Easter like Christmas proved a difficult time to omit plastic. After some dodgy looks from shop staff I gave up squeezing and peering into Easter egg boxes to see which contained least plastic. Interestingly when the boxes were opened by the children some contained virtually no plastic while others had everything triple wrapped. These were all common high street brands so if some can do it why can’t others?
Depressingly I realised that not only were things like crisp bags and biscuit wrappers all plastic lined there also seem to be no alternatives, even the premium brands use plastic. While we are cutting down on things like crisps for health reasons I fear we cannot eliminate that source of plastic from our weekly shop, the children would never forgive me.
Is buying things in glass or cans better than plastic? I decided to try and find out but my on-line research was inconclusive. Glass and tin is more easily re-used and more widely recycled but is more expensive to produce and, because it is heavier, increases the fuel needed to transport it. But, I rationalise probably does less damage if it ends up in seas and rivers. I therefore look for glass or tin alternatives where possible, things like cooking oil, jam etc but more and more of those products traditionally sold in glass bottles and jars now are only available in plastic.
My grandsons school has organised a plastic litter pick. We set off to the local playing field and playground with two carrier bags which were full to overflowing within minutes with drinks bottles and crisp packets. I meant to go back with bigger bags but never managed to, but I do now always try and carry a spare bag when walking and pick up what I can. The main culprits round us seem to be teenagers, one tells me they would be laughed at if they were seen putting their litter in a bin rather than tossing the empty bottle into a tree. Somehow it needs to be made something to be admired amongst that age group.
We went away for half term and all my good habits went to pot. Nearly all drinks and food in airports and on budget flights are now served in single use plastic.
The Chepstow Sunday Market however got me back on track. Lovely produce available, most with no plastic packaging. The Upcycle people were there so I got our laundry liquid, fabric conditioner and washing up liquid refills. Also discovered that the Tell Me Wine shop in Rifleman’s Walk has a refill system for oil and vinegar and best of all wine!

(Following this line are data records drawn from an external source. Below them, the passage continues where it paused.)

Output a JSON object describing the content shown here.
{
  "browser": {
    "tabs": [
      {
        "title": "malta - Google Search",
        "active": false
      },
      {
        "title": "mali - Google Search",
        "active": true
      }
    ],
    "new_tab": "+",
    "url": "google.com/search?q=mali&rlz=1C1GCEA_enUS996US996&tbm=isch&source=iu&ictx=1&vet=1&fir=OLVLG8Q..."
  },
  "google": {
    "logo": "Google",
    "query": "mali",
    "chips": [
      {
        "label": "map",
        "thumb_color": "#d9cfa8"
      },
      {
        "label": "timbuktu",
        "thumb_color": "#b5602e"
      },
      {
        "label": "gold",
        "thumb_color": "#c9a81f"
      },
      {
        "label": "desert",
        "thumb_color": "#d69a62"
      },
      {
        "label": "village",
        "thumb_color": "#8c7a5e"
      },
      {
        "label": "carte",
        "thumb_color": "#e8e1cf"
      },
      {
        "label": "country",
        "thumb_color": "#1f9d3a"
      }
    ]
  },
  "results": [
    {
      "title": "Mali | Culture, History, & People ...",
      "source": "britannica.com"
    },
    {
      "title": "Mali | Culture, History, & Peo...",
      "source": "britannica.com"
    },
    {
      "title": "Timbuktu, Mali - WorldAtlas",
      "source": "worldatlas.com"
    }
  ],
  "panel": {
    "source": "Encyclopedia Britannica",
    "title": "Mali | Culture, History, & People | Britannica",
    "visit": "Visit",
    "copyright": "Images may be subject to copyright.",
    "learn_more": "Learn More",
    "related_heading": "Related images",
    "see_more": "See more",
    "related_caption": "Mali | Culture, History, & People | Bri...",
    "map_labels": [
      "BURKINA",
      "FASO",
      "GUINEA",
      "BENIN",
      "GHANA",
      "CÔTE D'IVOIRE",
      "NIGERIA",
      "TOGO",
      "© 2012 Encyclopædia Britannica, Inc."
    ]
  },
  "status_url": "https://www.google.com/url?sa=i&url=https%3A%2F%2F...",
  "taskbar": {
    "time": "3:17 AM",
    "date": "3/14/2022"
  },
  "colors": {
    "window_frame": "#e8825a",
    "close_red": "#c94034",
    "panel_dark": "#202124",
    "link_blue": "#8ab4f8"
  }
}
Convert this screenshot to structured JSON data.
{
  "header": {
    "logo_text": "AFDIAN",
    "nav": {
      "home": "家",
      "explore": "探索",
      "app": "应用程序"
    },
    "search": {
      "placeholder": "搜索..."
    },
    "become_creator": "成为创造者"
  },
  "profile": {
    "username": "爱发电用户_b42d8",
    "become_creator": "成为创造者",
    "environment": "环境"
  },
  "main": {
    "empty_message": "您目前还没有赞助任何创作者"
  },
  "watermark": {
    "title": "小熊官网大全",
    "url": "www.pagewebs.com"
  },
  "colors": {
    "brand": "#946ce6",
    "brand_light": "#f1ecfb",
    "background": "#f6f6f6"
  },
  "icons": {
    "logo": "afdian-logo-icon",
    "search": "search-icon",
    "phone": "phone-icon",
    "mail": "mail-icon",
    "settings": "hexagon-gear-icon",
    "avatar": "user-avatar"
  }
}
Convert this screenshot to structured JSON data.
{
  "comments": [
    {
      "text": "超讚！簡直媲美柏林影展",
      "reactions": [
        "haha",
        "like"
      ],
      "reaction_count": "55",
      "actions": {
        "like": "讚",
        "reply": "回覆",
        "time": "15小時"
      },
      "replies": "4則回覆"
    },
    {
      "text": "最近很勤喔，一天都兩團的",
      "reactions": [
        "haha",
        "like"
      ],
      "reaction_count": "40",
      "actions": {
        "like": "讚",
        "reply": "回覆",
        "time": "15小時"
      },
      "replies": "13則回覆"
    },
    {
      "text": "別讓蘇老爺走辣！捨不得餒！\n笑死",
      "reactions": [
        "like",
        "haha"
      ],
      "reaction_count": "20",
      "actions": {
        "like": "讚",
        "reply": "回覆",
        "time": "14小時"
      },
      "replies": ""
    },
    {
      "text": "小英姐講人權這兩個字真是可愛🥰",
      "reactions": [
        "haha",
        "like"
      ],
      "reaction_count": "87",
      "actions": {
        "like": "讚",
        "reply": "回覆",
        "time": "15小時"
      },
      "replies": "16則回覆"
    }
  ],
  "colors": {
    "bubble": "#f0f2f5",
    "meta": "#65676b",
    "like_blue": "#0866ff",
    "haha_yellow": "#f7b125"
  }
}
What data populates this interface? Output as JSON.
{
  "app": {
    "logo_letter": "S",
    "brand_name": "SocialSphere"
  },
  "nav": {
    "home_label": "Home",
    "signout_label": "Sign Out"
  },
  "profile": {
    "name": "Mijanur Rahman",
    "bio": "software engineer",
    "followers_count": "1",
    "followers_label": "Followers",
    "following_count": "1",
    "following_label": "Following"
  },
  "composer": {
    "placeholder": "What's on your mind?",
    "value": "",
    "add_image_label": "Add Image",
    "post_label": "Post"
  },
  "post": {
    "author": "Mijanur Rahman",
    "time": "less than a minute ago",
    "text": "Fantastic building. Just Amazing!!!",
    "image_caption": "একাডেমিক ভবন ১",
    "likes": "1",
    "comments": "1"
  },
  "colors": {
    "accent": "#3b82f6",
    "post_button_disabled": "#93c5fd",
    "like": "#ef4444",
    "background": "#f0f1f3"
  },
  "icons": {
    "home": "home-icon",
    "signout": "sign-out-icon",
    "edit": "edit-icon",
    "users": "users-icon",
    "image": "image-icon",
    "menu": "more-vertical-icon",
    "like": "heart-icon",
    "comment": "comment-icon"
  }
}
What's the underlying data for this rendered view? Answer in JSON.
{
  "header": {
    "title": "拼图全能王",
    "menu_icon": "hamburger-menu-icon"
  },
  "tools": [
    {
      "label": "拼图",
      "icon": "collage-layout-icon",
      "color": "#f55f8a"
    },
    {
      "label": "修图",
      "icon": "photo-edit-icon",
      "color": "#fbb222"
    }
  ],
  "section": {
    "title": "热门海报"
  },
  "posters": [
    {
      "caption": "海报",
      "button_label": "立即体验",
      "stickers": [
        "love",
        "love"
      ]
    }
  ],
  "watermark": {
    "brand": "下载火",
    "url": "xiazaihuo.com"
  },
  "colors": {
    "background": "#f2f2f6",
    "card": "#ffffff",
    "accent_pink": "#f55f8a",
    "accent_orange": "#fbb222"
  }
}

And… stop press… Tesco have now increased the amount of loose fruit they sell to include four different types of apples and some pears. Hope they keep up the good work.
So nearly six months on what have we achieved?
A reduction of single use plastic in:
Laundry liquid, laundry conditioner, washing up liquid, soap, shower gel, toiletries with micro beads, soft drinks. And wine!
Failed to reduce single use plastic in:
Milk, soft fruit, most veg. In fact most supermarket food.
Wimped out on:
Not buying crisps (the children would leave home)
Washing and reusing cling film. I did give it a go but it was really fiddly and didn’t look very clean
Still to do:
Buy other refillable household cleaning products
Buying more veg at markets or pick-your-own